Former State Board of Equalization chairman Conway Collis’s article arguing for higher taxes on commercial property in the San Jose Mercury News last week didn’t tell the full story. He did not cover the negative consequences of such a move.

Collis was trying to sell splitting the property tax roll between business and residential property as the panacea to dig California out of its deficit problem. He claimed increasing taxes on business property would raise $6 to $ 8 billion in new revenue for government.

In reality, raising business property taxes will prolong our fiscal mess because it will act as a disincentive to job creation and business growth, which is the only way to pull California out of the deficit hole. If billions were raised in taxes they would not be available for job creation. In fact, former Legislative Analyst Bill Hamm noted in a study last year that for every one percent increase in business property taxes, 43,000 jobs would be lost.

But there are other consequences that Collis ignores as well. Commercial property is suffering in the market just like other property. Shops are closed and buildings are empty. Raising taxes on some owners that cannot pay means that the anticipated revenue will not be there.

Collis argues that the current system discourages business development. He claims new businesses don’t want to locate in California because they will pay more in property taxes than their business competitors.

California’s current property tax system has been in place for over thirty years and plenty of businesses have chosen to locate here during that time. Only in the last decade have businesses turned their back on California because of an overall tax and regulatory system that punishes business. Only recently has California fallen to 49th and 50th on surveys of tax and business friendly surveys of the states.
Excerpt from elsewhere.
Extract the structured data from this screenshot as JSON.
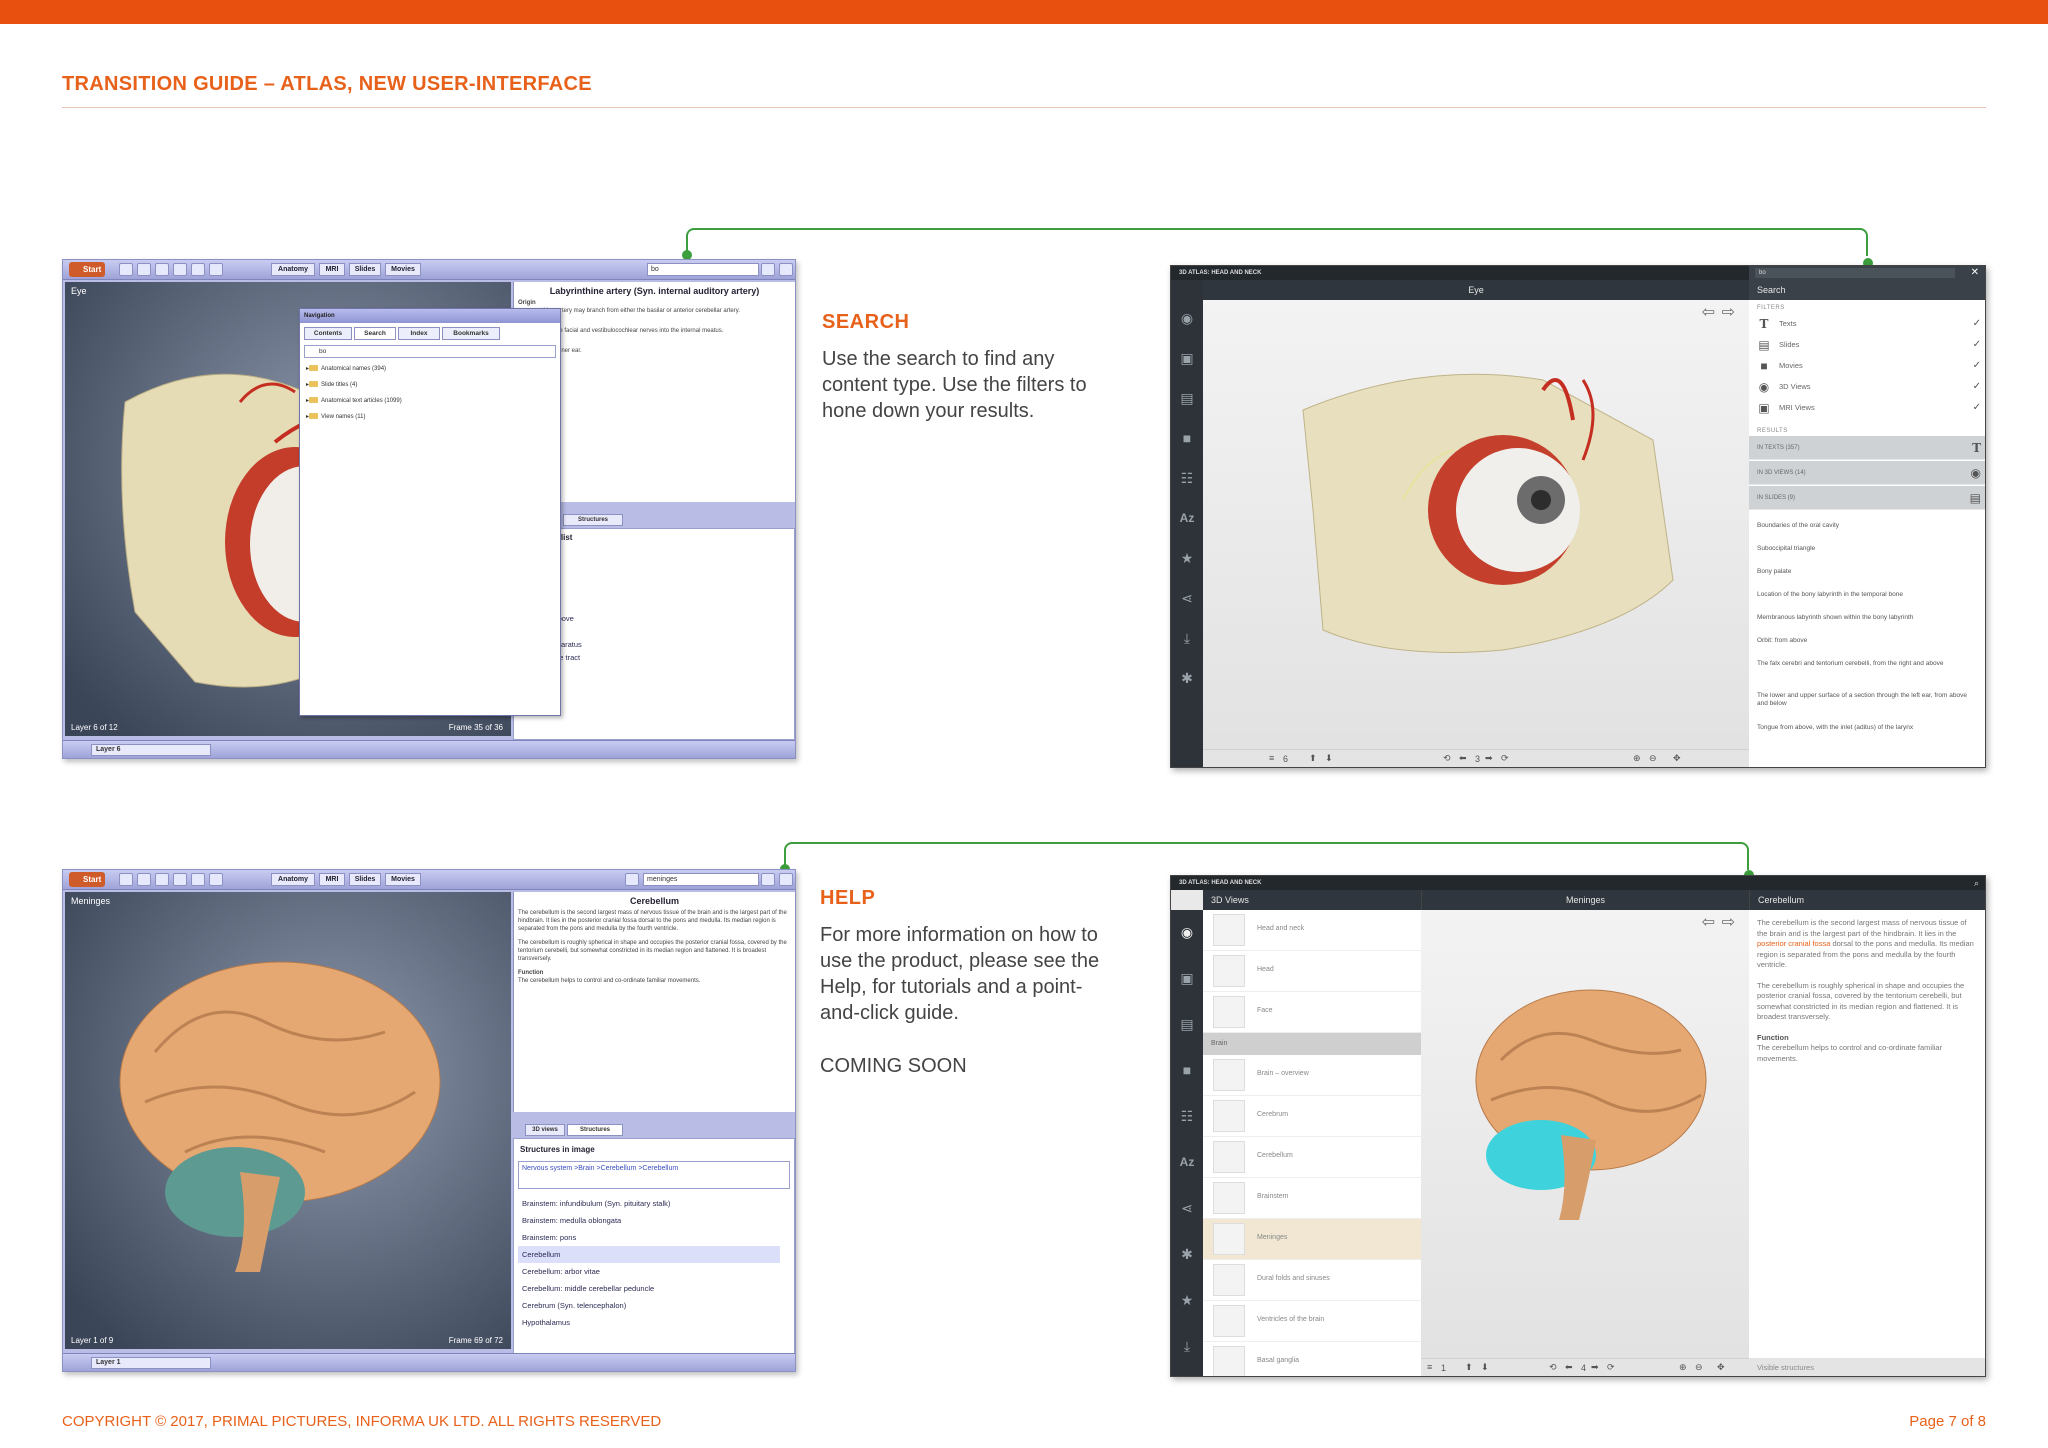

The businesses that are fleeing the state are often long established and have the full benefit of the Proposition 13 tax system. It is the overall tax and regulatory burdens imposed by California government that is chasing them away.

Businesses prefer the certainty of the current property tax system to the subjective yearly tax change they would have to endure under Collis’s split roll proposal of yearly re-assessments.

Collis acknowledges that costs for consumers could rise if property taxes are passed through, but tries to argue that those costs will generally be “borne by high-income landowners.”

That argument simply ignores the reality of most California business. The biggest victims of a business property tax increase will be the least vulnerable businesses. Small business, a great many minority and women owned, will face this new tax burden. Many small businesses often sign leases that require them to pick up any property tax increase.

Collis’s off-the-cuff charge that residential property pays three-quarters of the property tax is not backed up by any research that I have seen. In fact, the California Taxpayers Association has pointed out in a study prepared at the time of Prop 13’s 30th anniversary that non-residential property as a whole pays a higher percentage of full market value than residential property amounting to non-residential property paying over a half-billion more in property taxes than residential property.

Collis’s argument is built on revisionist history. He writes that Proposition 13 was intended to protect homeowners. In 1978, voters had the option to adopt a split roll while getting homeowner property tax relief by passing Proposition 8 put on the ballot by the legislature to counter Proposition 13. Prop 13 would apply property taxes on the same basis to both business and residential properties as the law had done for decades. The voters passed Proposition 13 and rejected Proposition 8.

The voters understood then as they understand now that keeping a healthy business climate leads to a more prosperous state.